* _YOUR GOAL_:
Your answer consists of the lines in the data that contain "JSON". Copy each of them.

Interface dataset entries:
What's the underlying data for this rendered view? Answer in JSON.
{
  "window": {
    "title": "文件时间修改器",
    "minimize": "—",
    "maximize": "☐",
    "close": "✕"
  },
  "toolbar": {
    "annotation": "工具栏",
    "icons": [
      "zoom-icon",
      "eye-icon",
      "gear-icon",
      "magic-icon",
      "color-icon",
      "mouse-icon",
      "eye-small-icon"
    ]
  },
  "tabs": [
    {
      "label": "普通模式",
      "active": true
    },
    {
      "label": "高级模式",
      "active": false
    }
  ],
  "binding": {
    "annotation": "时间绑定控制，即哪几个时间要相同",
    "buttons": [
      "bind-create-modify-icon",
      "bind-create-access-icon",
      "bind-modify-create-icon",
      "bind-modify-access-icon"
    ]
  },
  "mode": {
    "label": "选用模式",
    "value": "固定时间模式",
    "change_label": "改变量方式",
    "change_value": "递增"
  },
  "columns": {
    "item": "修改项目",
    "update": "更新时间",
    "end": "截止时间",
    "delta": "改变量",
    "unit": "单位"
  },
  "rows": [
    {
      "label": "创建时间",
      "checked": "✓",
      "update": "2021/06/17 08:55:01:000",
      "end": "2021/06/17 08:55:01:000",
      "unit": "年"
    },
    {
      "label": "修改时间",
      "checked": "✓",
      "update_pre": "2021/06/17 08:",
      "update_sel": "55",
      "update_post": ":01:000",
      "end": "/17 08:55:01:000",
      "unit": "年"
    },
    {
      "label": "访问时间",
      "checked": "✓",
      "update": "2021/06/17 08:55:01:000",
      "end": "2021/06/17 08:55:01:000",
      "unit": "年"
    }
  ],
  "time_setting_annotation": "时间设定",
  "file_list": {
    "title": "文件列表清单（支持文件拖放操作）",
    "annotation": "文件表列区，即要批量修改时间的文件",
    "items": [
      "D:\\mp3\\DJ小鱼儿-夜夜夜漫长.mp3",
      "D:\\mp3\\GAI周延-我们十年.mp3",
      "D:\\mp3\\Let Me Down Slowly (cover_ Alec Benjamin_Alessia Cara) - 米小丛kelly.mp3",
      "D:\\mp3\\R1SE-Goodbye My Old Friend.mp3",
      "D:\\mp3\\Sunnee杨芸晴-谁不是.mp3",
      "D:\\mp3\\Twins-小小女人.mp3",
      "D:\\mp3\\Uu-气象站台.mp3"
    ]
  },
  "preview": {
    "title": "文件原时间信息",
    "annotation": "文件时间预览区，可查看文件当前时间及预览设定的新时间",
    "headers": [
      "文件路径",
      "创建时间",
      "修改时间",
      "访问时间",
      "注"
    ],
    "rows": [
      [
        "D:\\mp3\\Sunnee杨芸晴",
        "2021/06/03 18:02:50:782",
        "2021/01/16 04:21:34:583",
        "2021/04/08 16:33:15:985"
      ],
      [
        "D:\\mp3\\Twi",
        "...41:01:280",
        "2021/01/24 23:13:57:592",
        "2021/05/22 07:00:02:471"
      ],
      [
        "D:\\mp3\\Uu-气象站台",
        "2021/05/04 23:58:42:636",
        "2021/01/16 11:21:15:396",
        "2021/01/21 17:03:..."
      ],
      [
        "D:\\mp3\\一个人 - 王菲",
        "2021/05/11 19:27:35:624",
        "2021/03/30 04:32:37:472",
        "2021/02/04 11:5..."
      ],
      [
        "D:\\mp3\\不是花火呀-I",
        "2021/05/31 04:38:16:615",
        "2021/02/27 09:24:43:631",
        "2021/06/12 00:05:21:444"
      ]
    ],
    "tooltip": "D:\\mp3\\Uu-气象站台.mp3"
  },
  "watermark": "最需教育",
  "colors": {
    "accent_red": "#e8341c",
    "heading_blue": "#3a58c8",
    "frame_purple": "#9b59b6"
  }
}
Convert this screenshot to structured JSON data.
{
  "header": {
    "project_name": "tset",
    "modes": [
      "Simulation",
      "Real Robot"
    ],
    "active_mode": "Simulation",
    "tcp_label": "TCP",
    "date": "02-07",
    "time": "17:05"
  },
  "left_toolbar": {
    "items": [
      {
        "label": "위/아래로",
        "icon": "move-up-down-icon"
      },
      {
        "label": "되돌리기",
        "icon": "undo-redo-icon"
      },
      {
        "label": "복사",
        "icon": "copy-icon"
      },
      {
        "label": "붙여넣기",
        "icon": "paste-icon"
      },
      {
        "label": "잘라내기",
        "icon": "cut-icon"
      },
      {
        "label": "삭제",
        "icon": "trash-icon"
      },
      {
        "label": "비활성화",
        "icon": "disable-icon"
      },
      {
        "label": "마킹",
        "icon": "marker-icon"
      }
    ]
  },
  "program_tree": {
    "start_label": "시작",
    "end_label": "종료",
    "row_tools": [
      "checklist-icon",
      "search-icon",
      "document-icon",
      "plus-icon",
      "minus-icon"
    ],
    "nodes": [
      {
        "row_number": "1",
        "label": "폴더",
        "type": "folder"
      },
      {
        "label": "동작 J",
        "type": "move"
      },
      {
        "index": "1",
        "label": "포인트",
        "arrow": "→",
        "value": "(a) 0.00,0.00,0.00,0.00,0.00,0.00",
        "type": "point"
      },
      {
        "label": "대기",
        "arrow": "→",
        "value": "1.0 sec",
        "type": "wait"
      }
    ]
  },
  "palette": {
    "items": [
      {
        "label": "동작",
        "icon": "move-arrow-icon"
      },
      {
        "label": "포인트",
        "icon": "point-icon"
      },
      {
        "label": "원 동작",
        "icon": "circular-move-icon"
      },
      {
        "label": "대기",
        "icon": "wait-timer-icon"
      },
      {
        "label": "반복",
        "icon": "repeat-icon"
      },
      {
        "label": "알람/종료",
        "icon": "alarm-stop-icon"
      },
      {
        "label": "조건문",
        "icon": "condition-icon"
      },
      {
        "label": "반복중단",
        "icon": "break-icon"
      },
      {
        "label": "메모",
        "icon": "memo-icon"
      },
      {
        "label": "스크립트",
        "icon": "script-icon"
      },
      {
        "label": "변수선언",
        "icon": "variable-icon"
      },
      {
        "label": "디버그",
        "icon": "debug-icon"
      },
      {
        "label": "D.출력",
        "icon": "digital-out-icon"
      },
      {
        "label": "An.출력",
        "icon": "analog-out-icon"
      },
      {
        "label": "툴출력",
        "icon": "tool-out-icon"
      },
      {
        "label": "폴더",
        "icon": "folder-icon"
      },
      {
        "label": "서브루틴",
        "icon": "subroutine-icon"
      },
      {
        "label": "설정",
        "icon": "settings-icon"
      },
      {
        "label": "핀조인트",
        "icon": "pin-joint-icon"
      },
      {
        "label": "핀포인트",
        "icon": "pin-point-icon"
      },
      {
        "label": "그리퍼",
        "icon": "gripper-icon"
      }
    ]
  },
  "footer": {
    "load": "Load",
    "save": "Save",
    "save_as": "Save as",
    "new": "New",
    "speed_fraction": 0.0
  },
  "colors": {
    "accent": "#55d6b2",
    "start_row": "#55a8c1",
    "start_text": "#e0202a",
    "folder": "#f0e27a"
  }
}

* _OUTPUT FOR THIS TASK_:
What's the underlying data for this rendered view? Answer in JSON.
Convert this screenshot to structured JSON data.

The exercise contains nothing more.